What is needed is every line of the data that includes the word "salesforce". Please copy each one.

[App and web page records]
= Beginning of Section =

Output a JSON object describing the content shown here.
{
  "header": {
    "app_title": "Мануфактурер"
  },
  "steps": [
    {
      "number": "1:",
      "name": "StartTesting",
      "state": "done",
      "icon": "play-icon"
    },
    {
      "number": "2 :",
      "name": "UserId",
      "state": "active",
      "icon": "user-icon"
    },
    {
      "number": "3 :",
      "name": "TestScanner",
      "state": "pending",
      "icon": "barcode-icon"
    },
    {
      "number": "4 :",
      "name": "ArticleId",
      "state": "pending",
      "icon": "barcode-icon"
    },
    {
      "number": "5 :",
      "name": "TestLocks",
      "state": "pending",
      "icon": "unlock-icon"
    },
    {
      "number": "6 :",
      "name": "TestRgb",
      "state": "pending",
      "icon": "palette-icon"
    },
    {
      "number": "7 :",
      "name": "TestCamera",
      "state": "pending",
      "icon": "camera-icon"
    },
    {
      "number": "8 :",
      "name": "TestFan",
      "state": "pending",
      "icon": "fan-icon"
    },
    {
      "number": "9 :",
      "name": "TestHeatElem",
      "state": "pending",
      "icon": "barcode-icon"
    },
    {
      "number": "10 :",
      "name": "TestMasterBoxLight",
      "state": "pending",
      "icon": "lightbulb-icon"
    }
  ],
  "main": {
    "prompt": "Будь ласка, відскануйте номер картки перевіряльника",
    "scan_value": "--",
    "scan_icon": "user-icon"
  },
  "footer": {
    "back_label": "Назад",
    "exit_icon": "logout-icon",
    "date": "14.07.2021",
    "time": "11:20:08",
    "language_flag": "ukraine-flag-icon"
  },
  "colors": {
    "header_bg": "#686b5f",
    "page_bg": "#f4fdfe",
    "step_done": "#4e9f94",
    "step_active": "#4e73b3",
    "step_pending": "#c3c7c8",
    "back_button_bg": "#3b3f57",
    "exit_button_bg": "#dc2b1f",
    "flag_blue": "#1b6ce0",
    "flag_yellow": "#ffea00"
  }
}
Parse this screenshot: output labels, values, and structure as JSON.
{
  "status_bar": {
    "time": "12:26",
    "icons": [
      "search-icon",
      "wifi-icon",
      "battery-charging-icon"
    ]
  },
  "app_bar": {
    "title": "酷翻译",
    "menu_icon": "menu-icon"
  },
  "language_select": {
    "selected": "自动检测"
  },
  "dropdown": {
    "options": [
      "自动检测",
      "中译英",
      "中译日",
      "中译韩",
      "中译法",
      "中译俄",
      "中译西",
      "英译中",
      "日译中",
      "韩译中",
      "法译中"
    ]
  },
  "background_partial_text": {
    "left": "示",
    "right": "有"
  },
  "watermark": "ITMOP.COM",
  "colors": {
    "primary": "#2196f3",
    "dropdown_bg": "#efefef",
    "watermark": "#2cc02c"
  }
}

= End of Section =
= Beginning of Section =

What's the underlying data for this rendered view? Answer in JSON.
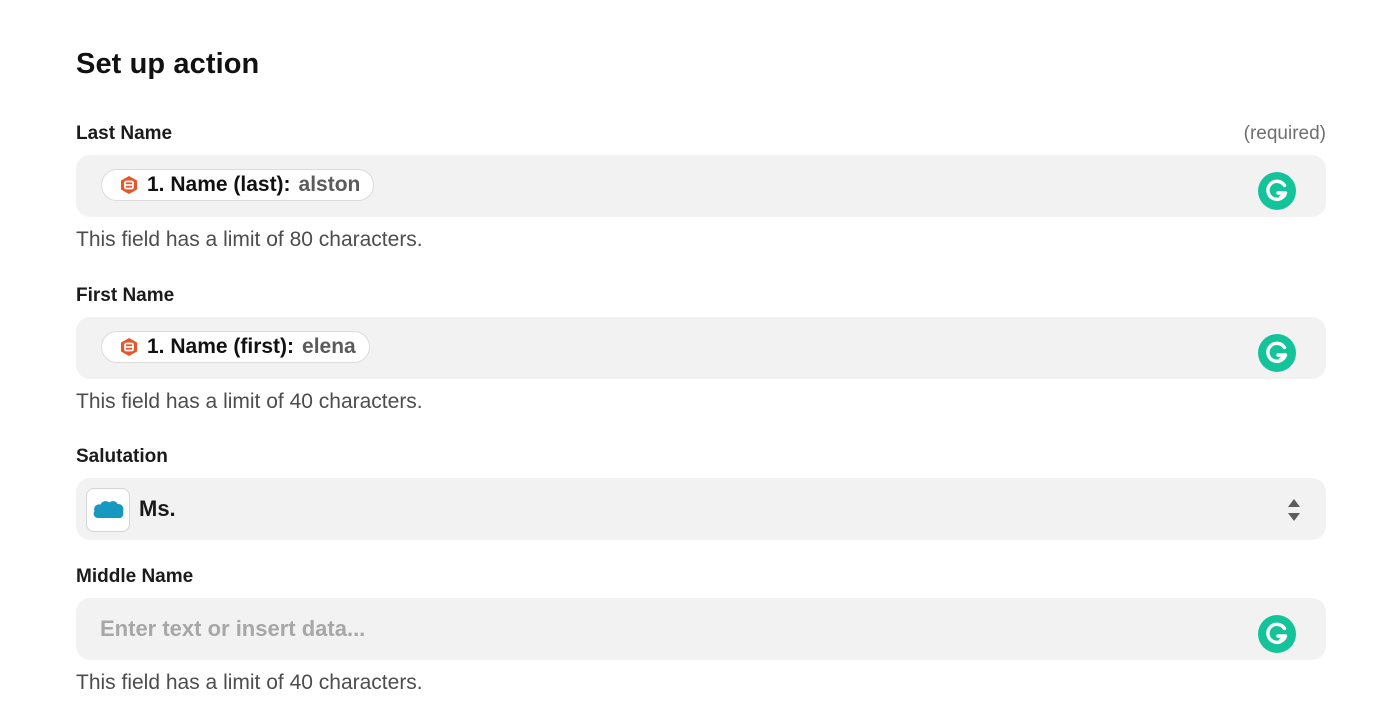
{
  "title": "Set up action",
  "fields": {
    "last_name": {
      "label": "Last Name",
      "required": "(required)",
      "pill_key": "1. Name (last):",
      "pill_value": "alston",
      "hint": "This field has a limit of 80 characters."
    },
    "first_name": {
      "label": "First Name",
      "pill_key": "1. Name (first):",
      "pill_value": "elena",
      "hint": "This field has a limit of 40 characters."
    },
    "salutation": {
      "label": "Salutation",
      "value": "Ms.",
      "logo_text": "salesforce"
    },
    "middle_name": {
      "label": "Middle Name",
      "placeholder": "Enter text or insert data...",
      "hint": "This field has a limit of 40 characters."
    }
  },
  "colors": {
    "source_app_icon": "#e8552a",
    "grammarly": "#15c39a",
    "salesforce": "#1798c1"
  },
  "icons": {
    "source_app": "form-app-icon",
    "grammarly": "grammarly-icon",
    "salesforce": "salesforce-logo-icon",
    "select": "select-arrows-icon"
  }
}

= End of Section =

= COMPLETED TASK =
      "logo_text": "salesforce"
    "salesforce": "#1798c1"
    "salesforce": "salesforce-logo-icon",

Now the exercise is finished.